I'm halfway done with my trip to D.C. I am SO GLAD that I have had the opportunity to come here. You probably know that I am in to history, you know that I'm in to America and its founding, so I'm having an amazing trip. So far, this is what I have done:
- Library of Congress - The Great Hall is beautiful. The architecture is Neo-classical, I believe, and the inscriptions on the walls about learning, books, and God are wonderful. A Gutenberg Bible was there, amongst many other very cool things.
- Good Stuff Eatery - Local, greasy burger and fry joint. Yummy!
- We saw the Supreme Court building, as well as the Capital Building. We actually tried to go into the Capital, but water bottles are not allowed, and as we had nice, non-disposable ones, we left.
- The National Archives - Amazing!! I got to see the Magna Carta (started to tear up), the Declaration of Independence, Constitution, and Bill of Rights. The Declaration is so faded, one can hardly see any of the writing, but it was still awesome to see that original document. I was really touched by a man who was behind us in line that I overheard explaining the value of some of those documents - invaluable.
- National Museum of Art - This is my favorite museum that I visited. It had a French painters exhibit, where I saw many pieces of art in person that I have seen pictures of - Van Gogh, Monet, Rembrandt, David, etc.
- Museum of Natural History and Museum of American History - Hope Diamond, Dorothy's ruby slippers, Kermit, etc.
- Chinatown - We just went to dinner there. The part I saw wasn't very impressive.
- We dealt with a couple of hiccups - I guess after seeing so much the day before we had to make a payment for it in the form of broken water heater and car.
- Arlington National Cemetery - I really like cemeteries, and I wish we had more time for this special one. We only had time to walk to the Tomb of the Unknown Soldier, where we watched the changing of the guard. Then we had to book it back to the metro. The rows of graves are impressive. I was also glad for the reverence given by the spectators during the changing of the guard, which kind of took awhile. It was a very formal, deliberate event.
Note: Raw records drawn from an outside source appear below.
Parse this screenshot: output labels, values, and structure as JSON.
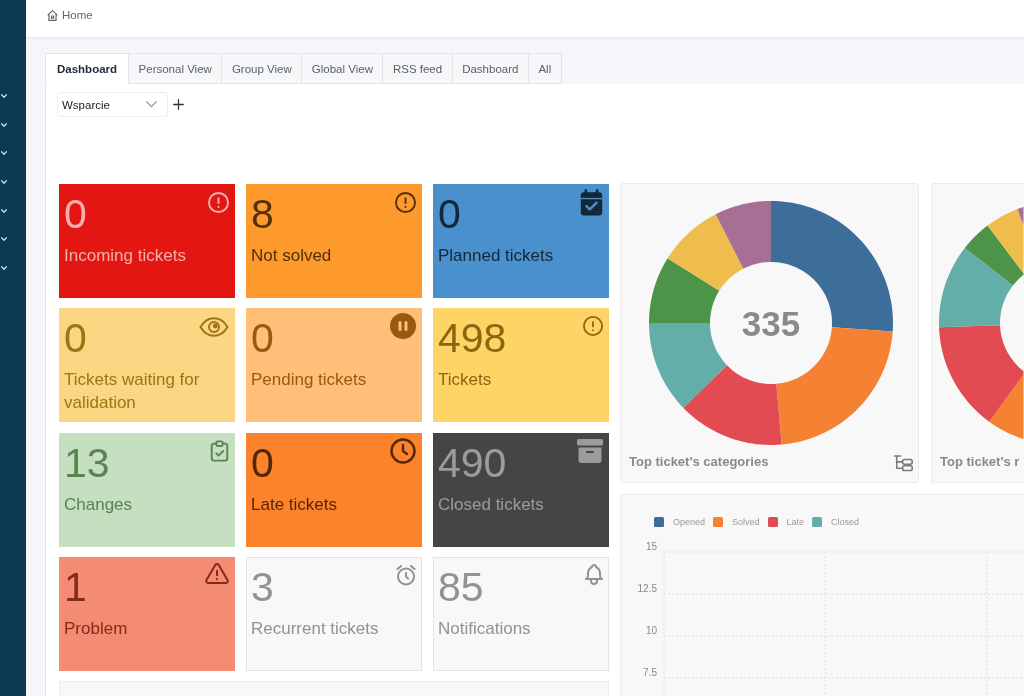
{
  "sidebar": {
    "items": [
      {
        "expanded": false
      },
      {
        "expanded": false
      },
      {
        "expanded": false
      },
      {
        "expanded": false
      },
      {
        "expanded": false
      },
      {
        "expanded": false
      },
      {
        "expanded": false
      }
    ]
  },
  "breadcrumb": [
    {
      "label": "Home"
    }
  ],
  "tabs": [
    {
      "label": "Dashboard",
      "selected": true
    },
    {
      "label": "Personal View",
      "selected": false
    },
    {
      "label": "Group View",
      "selected": false
    },
    {
      "label": "Global View",
      "selected": false
    },
    {
      "label": "RSS feed",
      "selected": false
    },
    {
      "label": "Dashboard",
      "selected": false
    },
    {
      "label": "All",
      "selected": false
    }
  ],
  "dashboard_select": {
    "value": "Wsparcie"
  },
  "cards": [
    {
      "value": "0",
      "label": "Incoming tickets",
      "color": "#e31611"
    },
    {
      "value": "8",
      "label": "Not solved",
      "color": "#fe992b"
    },
    {
      "value": "0",
      "label": "Planned tickets",
      "color": "#4a90cd"
    },
    {
      "value": "0",
      "label": "Tickets waiting for validation",
      "color": "#fbd784"
    },
    {
      "value": "0",
      "label": "Pending tickets",
      "color": "#ffbf78"
    },
    {
      "value": "498",
      "label": "Tickets",
      "color": "#ffd466"
    },
    {
      "value": "13",
      "label": "Changes",
      "color": "#c5dfc0"
    },
    {
      "value": "0",
      "label": "Late tickets",
      "color": "#fd822c"
    },
    {
      "value": "490",
      "label": "Closed tickets",
      "color": "#454545"
    },
    {
      "value": "1",
      "label": "Problem",
      "color": "#f48b73"
    },
    {
      "value": "3",
      "label": "Recurrent tickets",
      "color": "#f8f8f8"
    },
    {
      "value": "85",
      "label": "Notifications",
      "color": "#f8f8f8"
    }
  ],
  "donut_widgets": [
    {
      "total": "335",
      "title": "Top ticket's categories"
    },
    {
      "title": "Top ticket's r"
    }
  ],
  "line_widget": {
    "chart_data": {
      "type": "line",
      "series": [
        {
          "name": "Opened",
          "color": "#3d6e99"
        },
        {
          "name": "Solved",
          "color": "#f58232"
        },
        {
          "name": "Late",
          "color": "#e14b51"
        },
        {
          "name": "Closed",
          "color": "#64aea9"
        }
      ],
      "ylim": [
        7.5,
        15
      ],
      "yticks": [
        7.5,
        10,
        12.5,
        15
      ]
    }
  }
}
- Holocaust Museum - One picks up an I.D. card before starting the tour. The card contains the story of one actual person who lived during the Holocaust. You turn the page at specific times during the three floors of the tour. I didn't get too involved during the first floor of the tour, but it got to me during the second, and I certainly shed some tears, which seem to be coming back now. I didn't even read everything or look at or watch everything I could have. It's just awful to think about what happened. And it's not like it doesn't happen today - there's definitely still genocide today. The last floor has stories about many people who helped hide people during the Holocaust, and that was wonderful to learn about. There were many people who helped, which is heartening.
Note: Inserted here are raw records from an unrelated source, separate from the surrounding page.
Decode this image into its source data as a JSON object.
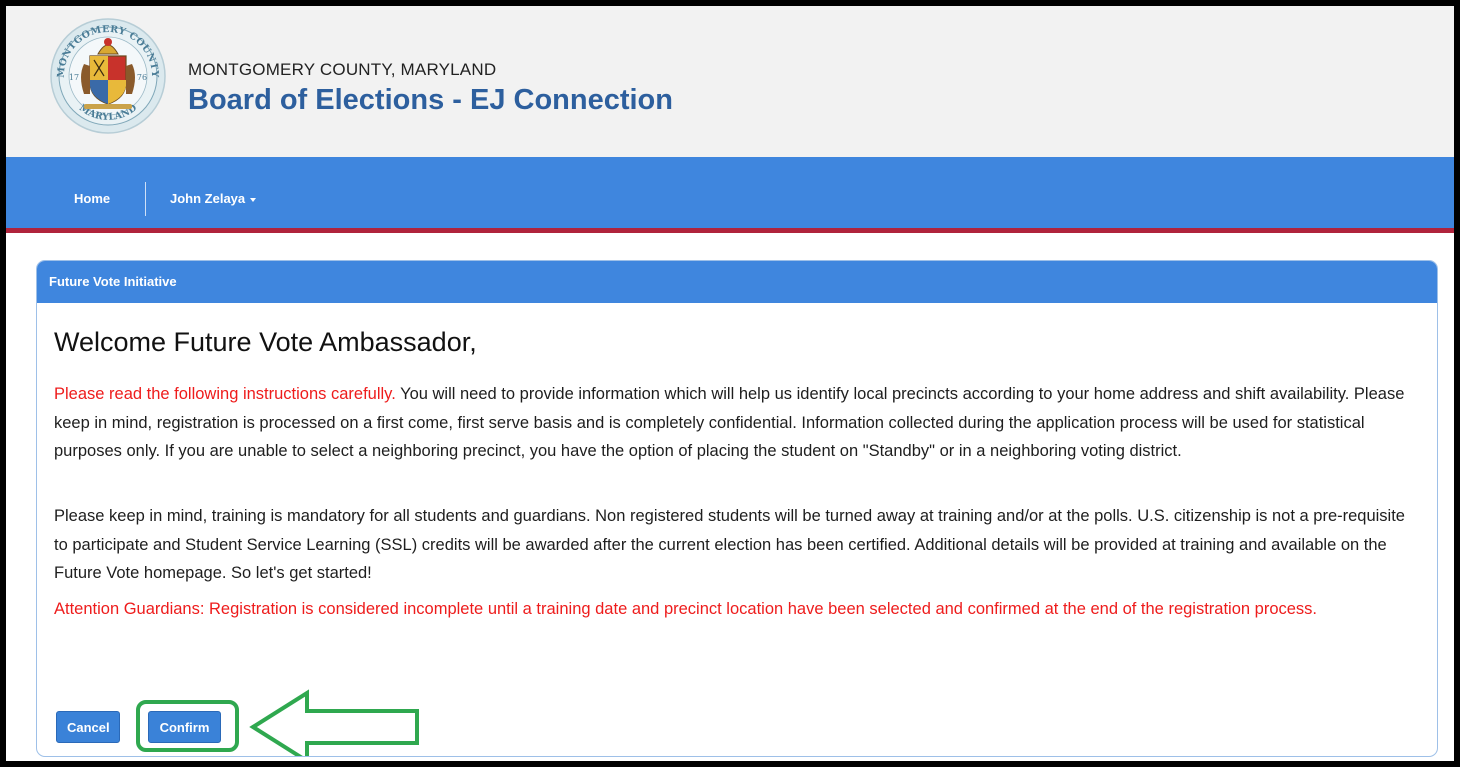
{
  "header": {
    "seal_icon": "montgomery-county-seal-icon",
    "seal_text": {
      "top": "MONTGOMERY COUNTY",
      "bottom": "MARYLAND",
      "year_left": "17",
      "year_right": "76"
    },
    "county": "MONTGOMERY COUNTY, MARYLAND",
    "title": "Board of Elections - EJ Connection"
  },
  "nav": {
    "home": "Home",
    "user": "John Zelaya",
    "user_caret_icon": "caret-down-icon"
  },
  "panel": {
    "heading": "Future Vote Initiative",
    "welcome": "Welcome Future Vote Ambassador,",
    "para1_red": "Please read the following instructions carefully.",
    "para1_rest": " You will need to provide information which will help us identify local precincts according to your home address and shift availability. Please keep in mind, registration is processed on a first come, first serve basis and is completely confidential. Information collected during the application process will be used for statistical purposes only. If you are unable to select a neighboring precinct, you have the option of placing the student on \"Standby\" or in a neighboring voting district.",
    "para2": "Please keep in mind, training is mandatory for all students and guardians. Non registered students will be turned away at training and/or at the polls. U.S. citizenship is not a pre-requisite to participate and Student Service Learning (SSL) credits will be awarded after the current election has been certified. Additional details will be provided at training and available on the Future Vote homepage. So let's get started!",
    "para3": "Attention Guardians: Registration is considered incomplete until a training date and precinct location have been selected and confirmed at the end of the registration process."
  },
  "buttons": {
    "cancel": "Cancel",
    "confirm": "Confirm"
  },
  "annotation": {
    "arrow_icon": "left-arrow-icon",
    "color": "#2fa84f"
  },
  "colors": {
    "nav_blue": "#3f86de",
    "title_blue": "#2d5f9e",
    "accent_red": "#ee1c1c",
    "nav_border": "#b0233c"
  }
}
- The National Portrait Gallery - Very cool! It has portrait paintings of important people in American history (and not-so-important, as well. The biggest painting we saw was of LL Cool J - what??).
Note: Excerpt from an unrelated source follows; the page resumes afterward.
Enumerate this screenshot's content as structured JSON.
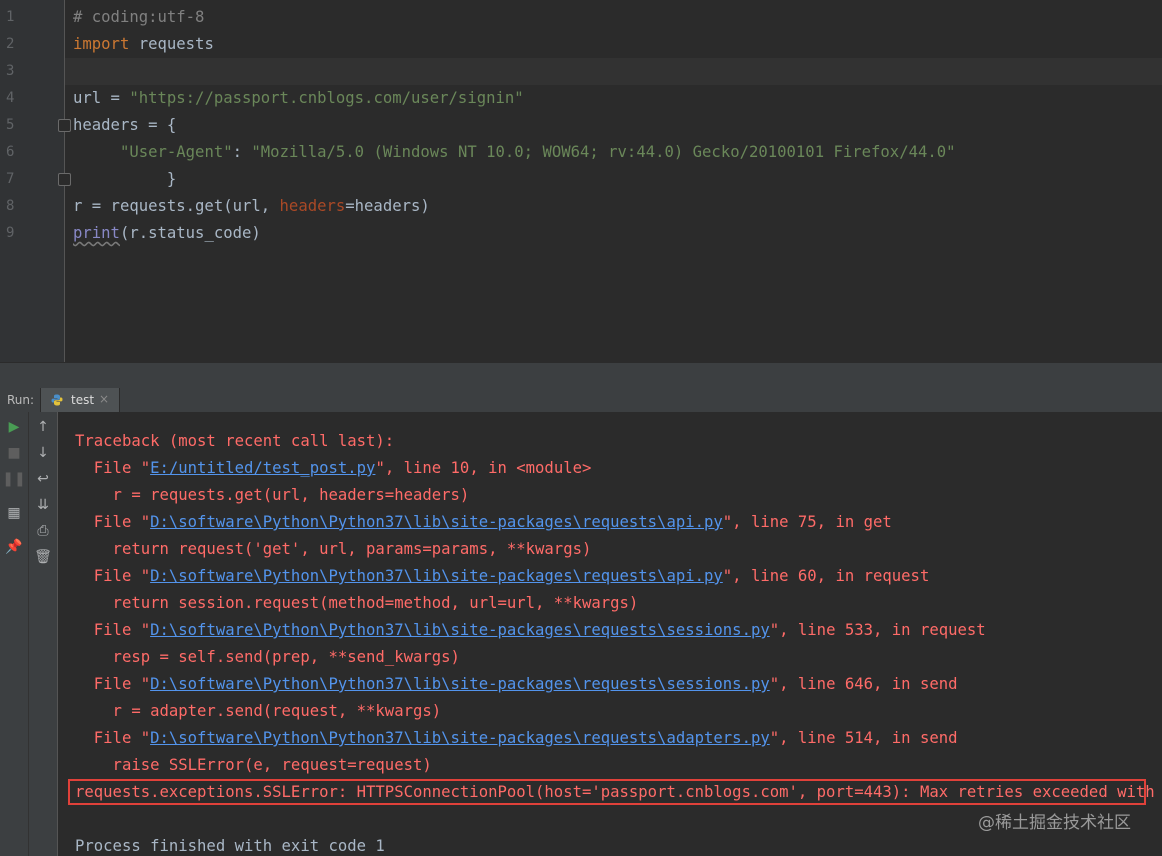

- Dinner at Clyde's, which is in or near Chinatown (although it wasn't Chinese food) - Yummy!
- Washington Monument - Too bad we didn't think ahead about getting tickets to go to the top. It was still awesome to see!
- World War II Memorial - I don't know if I was aware of this memorial. It is really beautiful with pillars (each has the name of a different state on it) bordering a pool of water with fountains in it.
- Lincoln Memorial - I kept thinking about Mr. Smith Goes to Washington. Mr. Smith is very reverent about seeing Lincoln. I wish the people there would have been quiet - I think that would have made the experience even better, but the memorial is very impressive. It was very important for me to see it, and I'm so glad I did.
- Church, End of World Cup (yea Spain!), dinner, and Just Dance. I don't think I have heard of Just Dance before. It's a Wii dance game - I might have to look into purchasing that sometime.
Now you know more than you wanted to, and just think, there's more to come . . .